HMC manages the largest U.S. university endowment and has continued to grow its hedge fund allocation, up by about $1.2 billion from 2019. Hedge funds now make up the largest slice of the portfolio pie at 36.4%, compared with 33% a year ago, when HMC reported returns of 6.5%.
Harvard’s hedge fund program is the largest of the U.S. university endowments, surpassing the fellow Ivy League universities of Yale, Princeton and Columbia.
Unlike other university endowments, Harvard historically has also allocated to spin-off hedge funds from former staffers, and has even had access to offerings and input from its alumni, including legendary hedge fund managers such as Citadel founder Ken Griffin, and Ray Dalio, founder of Bridgewater, the world’s largest hedge fund group.
Harvard’s $15.2 billion hedge fund portfolio was a top performer, returning 7.9%, beating 2019’s gains of 5.5%. In 2018, the slimmer $8.2 billion hedge fund program saw performance gains of 6%.
Private equity strategies gained 11.6% over the same timeframe.
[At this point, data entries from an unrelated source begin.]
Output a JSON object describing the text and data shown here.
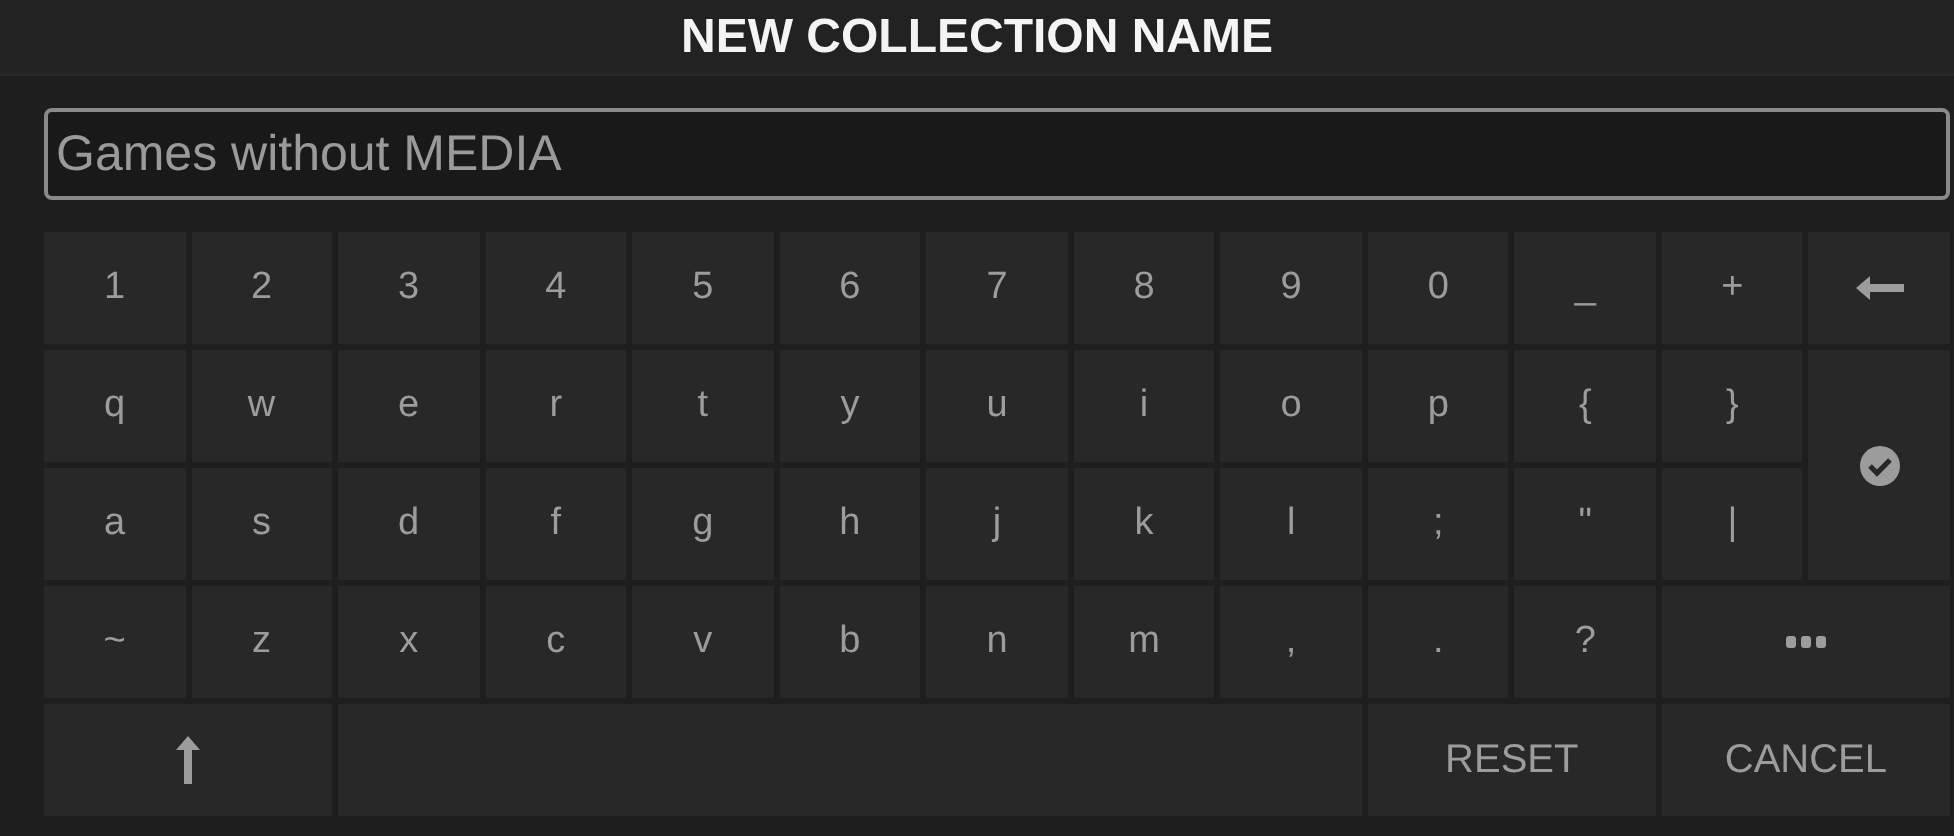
{
  "dialog": {
    "title": "NEW COLLECTION NAME"
  },
  "name_field": {
    "value": "Games without MEDIA"
  },
  "keys": [
    {
      "kind": "char",
      "label": "1"
    },
    {
      "kind": "char",
      "label": "2"
    },
    {
      "kind": "char",
      "label": "3"
    },
    {
      "kind": "char",
      "label": "4"
    },
    {
      "kind": "char",
      "label": "5"
    },
    {
      "kind": "char",
      "label": "6"
    },
    {
      "kind": "char",
      "label": "7"
    },
    {
      "kind": "char",
      "label": "8"
    },
    {
      "kind": "char",
      "label": "9"
    },
    {
      "kind": "char",
      "label": "0"
    },
    {
      "kind": "char",
      "label": "_"
    },
    {
      "kind": "char",
      "label": "+"
    },
    {
      "kind": "backspace"
    },
    {
      "kind": "char",
      "label": "q"
    },
    {
      "kind": "char",
      "label": "w"
    },
    {
      "kind": "char",
      "label": "e"
    },
    {
      "kind": "char",
      "label": "r"
    },
    {
      "kind": "char",
      "label": "t"
    },
    {
      "kind": "char",
      "label": "y"
    },
    {
      "kind": "char",
      "label": "u"
    },
    {
      "kind": "char",
      "label": "i"
    },
    {
      "kind": "char",
      "label": "o"
    },
    {
      "kind": "char",
      "label": "p"
    },
    {
      "kind": "char",
      "label": "{"
    },
    {
      "kind": "char",
      "label": "}"
    },
    {
      "kind": "enter"
    },
    {
      "kind": "char",
      "label": "a"
    },
    {
      "kind": "char",
      "label": "s"
    },
    {
      "kind": "char",
      "label": "d"
    },
    {
      "kind": "char",
      "label": "f"
    },
    {
      "kind": "char",
      "label": "g"
    },
    {
      "kind": "char",
      "label": "h"
    },
    {
      "kind": "char",
      "label": "j"
    },
    {
      "kind": "char",
      "label": "k"
    },
    {
      "kind": "char",
      "label": "l"
    },
    {
      "kind": "char",
      "label": ";"
    },
    {
      "kind": "char",
      "label": "\""
    },
    {
      "kind": "char",
      "label": "|"
    },
    {
      "kind": "char",
      "label": "~"
    },
    {
      "kind": "char",
      "label": "z"
    },
    {
      "kind": "char",
      "label": "x"
    },
    {
      "kind": "char",
      "label": "c"
    },
    {
      "kind": "char",
      "label": "v"
    },
    {
      "kind": "char",
      "label": "b"
    },
    {
      "kind": "char",
      "label": "n"
    },
    {
      "kind": "char",
      "label": "m"
    },
    {
      "kind": "char",
      "label": ","
    },
    {
      "kind": "char",
      "label": "."
    },
    {
      "kind": "char",
      "label": "?"
    },
    {
      "kind": "more"
    },
    {
      "kind": "shift"
    },
    {
      "kind": "space"
    },
    {
      "kind": "action",
      "label": "RESET"
    },
    {
      "kind": "action",
      "label": "CANCEL"
    }
  ]
}
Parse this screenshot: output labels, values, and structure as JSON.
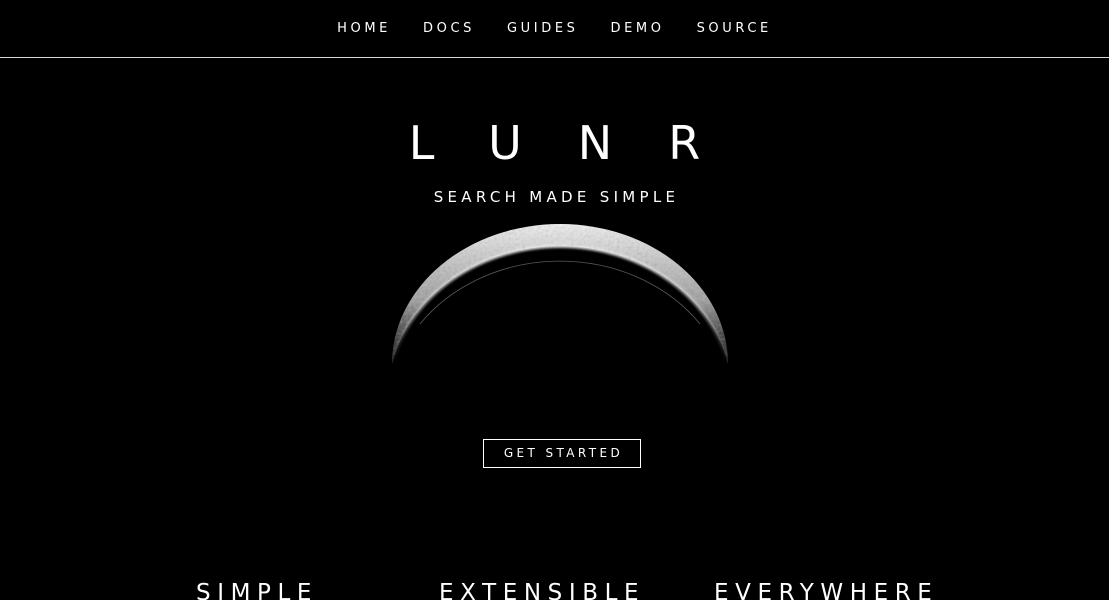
{
  "nav": {
    "items": [
      {
        "label": "HOME"
      },
      {
        "label": "DOCS"
      },
      {
        "label": "GUIDES"
      },
      {
        "label": "DEMO"
      },
      {
        "label": "SOURCE"
      }
    ]
  },
  "hero": {
    "title": "LUNR",
    "tagline": "SEARCH MADE SIMPLE",
    "image_icon": "crescent-moon",
    "cta_label": "GET STARTED"
  },
  "features": {
    "items": [
      {
        "heading": "SIMPLE"
      },
      {
        "heading": "EXTENSIBLE"
      },
      {
        "heading": "EVERYWHERE"
      }
    ]
  },
  "colors": {
    "background": "#000000",
    "text": "#ffffff",
    "nav_border": "#d8d8d8"
  }
}
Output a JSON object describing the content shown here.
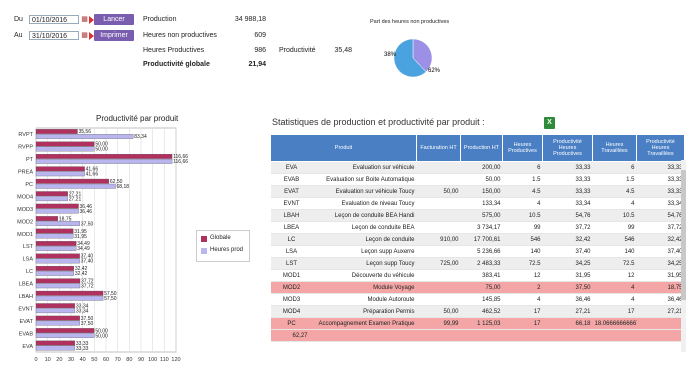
{
  "filters": {
    "du_label": "Du",
    "du_value": "01/10/2016",
    "au_label": "Au",
    "au_value": "31/10/2016",
    "lancer_label": "Lancer",
    "imprimer_label": "Imprimer"
  },
  "summary": {
    "production_label": "Production",
    "production_value": "34 988,18",
    "hnp_label": "Heures non productives",
    "hnp_value": "609",
    "hp_label": "Heures Productives",
    "hp_value": "986",
    "prod_label": "Productivité",
    "prod_value": "35,48",
    "pg_label": "Productivité globale",
    "pg_value": "21,94"
  },
  "pie": {
    "title": "Part des heures non productives",
    "label_a": "38%",
    "label_b": "62%",
    "values": [
      38,
      62
    ],
    "colors": [
      "#9b8fe6",
      "#4aa3df"
    ]
  },
  "chart_data": {
    "type": "bar",
    "title": "Productivité par produit",
    "categories": [
      "RVPT",
      "RVPP",
      "PT",
      "PREA",
      "PC",
      "MOD4",
      "MOD3",
      "MOD2",
      "MOD1",
      "LST",
      "LSA",
      "LC",
      "LBEA",
      "LBAH",
      "EVNT",
      "EVAT",
      "EVAB",
      "EVA"
    ],
    "series": [
      {
        "name": "Globale",
        "color": "#b03060",
        "values": [
          35.56,
          50.0,
          116.66,
          41.66,
          62.5,
          27.21,
          36.46,
          18.75,
          31.95,
          34.49,
          37.4,
          32.42,
          37.72,
          57.5,
          33.34,
          37.5,
          50.0,
          33.33
        ]
      },
      {
        "name": "Heures prod",
        "color": "#b9b5ee",
        "values": [
          83.34,
          50.0,
          116.66,
          41.66,
          68.18,
          27.21,
          36.46,
          37.5,
          31.95,
          34.49,
          37.4,
          32.42,
          37.72,
          57.5,
          33.34,
          37.5,
          50.0,
          33.33
        ]
      }
    ],
    "value_labels": [
      [
        "35,56",
        "83,34"
      ],
      [
        "50,00",
        "50,00"
      ],
      [
        "116,66",
        "116,66"
      ],
      [
        "41,66",
        "41,66"
      ],
      [
        "62,50",
        "68,18"
      ],
      [
        "27,21",
        "27,21"
      ],
      [
        "36,46",
        "36,46"
      ],
      [
        "18,75",
        "37,50"
      ],
      [
        "31,95",
        "31,95"
      ],
      [
        "34,49",
        "34,49"
      ],
      [
        "37,40",
        "37,40"
      ],
      [
        "32,42",
        "32,42"
      ],
      [
        "37,72",
        "37,72"
      ],
      [
        "57,50",
        "57,50"
      ],
      [
        "33,34",
        "33,34"
      ],
      [
        "37,50",
        "37,50"
      ],
      [
        "50,00",
        "50,00"
      ],
      [
        "33,33",
        "33,33"
      ]
    ],
    "xlim": [
      0,
      120
    ],
    "xticks": [
      "0",
      "10",
      "20",
      "30",
      "40",
      "50",
      "60",
      "70",
      "80",
      "90",
      "100",
      "110",
      "120"
    ],
    "grid": true,
    "legend_placement": "right"
  },
  "stats": {
    "title": "Statistiques de production et productivité par produit :",
    "export_icon": "excel-icon",
    "headers": [
      "Produit",
      "Facturation HT",
      "Production HT",
      "Heures Productives",
      "Productivité Heures Productives",
      "Heures Travaillées",
      "Productivité Heures Travaillées"
    ],
    "rows": [
      {
        "code": "EVA",
        "produit": "Evaluation sur véhicule",
        "fact": "",
        "prod": "200,00",
        "hp": "6",
        "php": "33,33",
        "ht": "6",
        "pht": "33,33",
        "style": "alt"
      },
      {
        "code": "EVAB",
        "produit": "Evaluation sur Boite Automatique",
        "fact": "",
        "prod": "50,00",
        "hp": "1.5",
        "php": "33,33",
        "ht": "1.5",
        "pht": "33,33",
        "style": ""
      },
      {
        "code": "EVAT",
        "produit": "Evaluation sur véhicule Toucy",
        "fact": "50,00",
        "prod": "150,00",
        "hp": "4.5",
        "php": "33,33",
        "ht": "4.5",
        "pht": "33,33",
        "style": "alt"
      },
      {
        "code": "EVNT",
        "produit": "Evaluation de niveau Toucy",
        "fact": "",
        "prod": "133,34",
        "hp": "4",
        "php": "33,34",
        "ht": "4",
        "pht": "33,34",
        "style": ""
      },
      {
        "code": "LBAH",
        "produit": "Leçon de conduite BEA Handi",
        "fact": "",
        "prod": "575,00",
        "hp": "10.5",
        "php": "54,76",
        "ht": "10.5",
        "pht": "54,76",
        "style": "alt"
      },
      {
        "code": "LBEA",
        "produit": "Leçon de conduite BEA",
        "fact": "",
        "prod": "3 734,17",
        "hp": "99",
        "php": "37,72",
        "ht": "99",
        "pht": "37,72",
        "style": ""
      },
      {
        "code": "LC",
        "produit": "Leçon de conduite",
        "fact": "910,00",
        "prod": "17 700,61",
        "hp": "546",
        "php": "32,42",
        "ht": "546",
        "pht": "32,42",
        "style": "alt"
      },
      {
        "code": "LSA",
        "produit": "Leçon supp Auxerre",
        "fact": "",
        "prod": "5 236,66",
        "hp": "140",
        "php": "37,40",
        "ht": "140",
        "pht": "37,40",
        "style": ""
      },
      {
        "code": "LST",
        "produit": "Leçon supp Toucy",
        "fact": "725,00",
        "prod": "2 483,33",
        "hp": "72.5",
        "php": "34,25",
        "ht": "72.5",
        "pht": "34,25",
        "style": "alt"
      },
      {
        "code": "MOD1",
        "produit": "Découverte du véhicule",
        "fact": "",
        "prod": "383,41",
        "hp": "12",
        "php": "31,95",
        "ht": "12",
        "pht": "31,95",
        "style": ""
      },
      {
        "code": "MOD2",
        "produit": "Module Voyage",
        "fact": "",
        "prod": "75,00",
        "hp": "2",
        "php": "37,50",
        "ht": "4",
        "pht": "18,75",
        "style": "red"
      },
      {
        "code": "MOD3",
        "produit": "Module Autoroute",
        "fact": "",
        "prod": "145,85",
        "hp": "4",
        "php": "36,46",
        "ht": "4",
        "pht": "36,46",
        "style": ""
      },
      {
        "code": "MOD4",
        "produit": "Préparation Permis",
        "fact": "50,00",
        "prod": "462,52",
        "hp": "17",
        "php": "27,21",
        "ht": "17",
        "pht": "27,21",
        "style": "alt"
      },
      {
        "code": "PC",
        "produit": "Accompagnement Examen Pratique",
        "fact": "99,99",
        "prod": "1 125,03",
        "hp": "17",
        "php": "66,18",
        "ht": "18.06666666667",
        "pht": "",
        "style": "red",
        "extra": "62,27"
      }
    ]
  }
}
As part of an ongoing portfolio transition, the HMC team has been reducing illiquid exposure outside of the historically strong-performing private equity portfolio.
The team’s goal over the next two fiscal years is to remove legacy assets that do not have the ability to generate returns commensurate with the risk and illiquidity they entail. These assets now make up a small percentage of the portfolio and are now in the lower single digit range.
Yale University’s endowment, which returned 6.8% in FY2020, is also looking to limit its exposure to illiquid assets (venture capital, leveraged buyouts, real estate and natural resources) to 50% of the portfolio.
The Harvard endowment’s other real assets, real estate and natural resources all had negative performance for the year, with the smaller $544 million real assets portfolio reporting a double-digit drawdown of more than -17%.
Natural resources were also down 6.2% for the year. But HMC recently spun-out its natural resources team into an independent firm — Solum Partners. They also sold off a 50% interest in a collection of agricultural assets to another third-party investor. Solum is expected to manage this portfolio and ultimately liquidate some of the natural resource assets in a bid to continue to right-size the endowment’s exposure to natural resources.
“Simply put, it is a tradeoff between higher returns and more long-term growth in the endowment versus having a less volatile University budget,” said Narvekar. “This remains a critical and complex collaboration with the University, one that is well under way and will guide future portfolio construction.”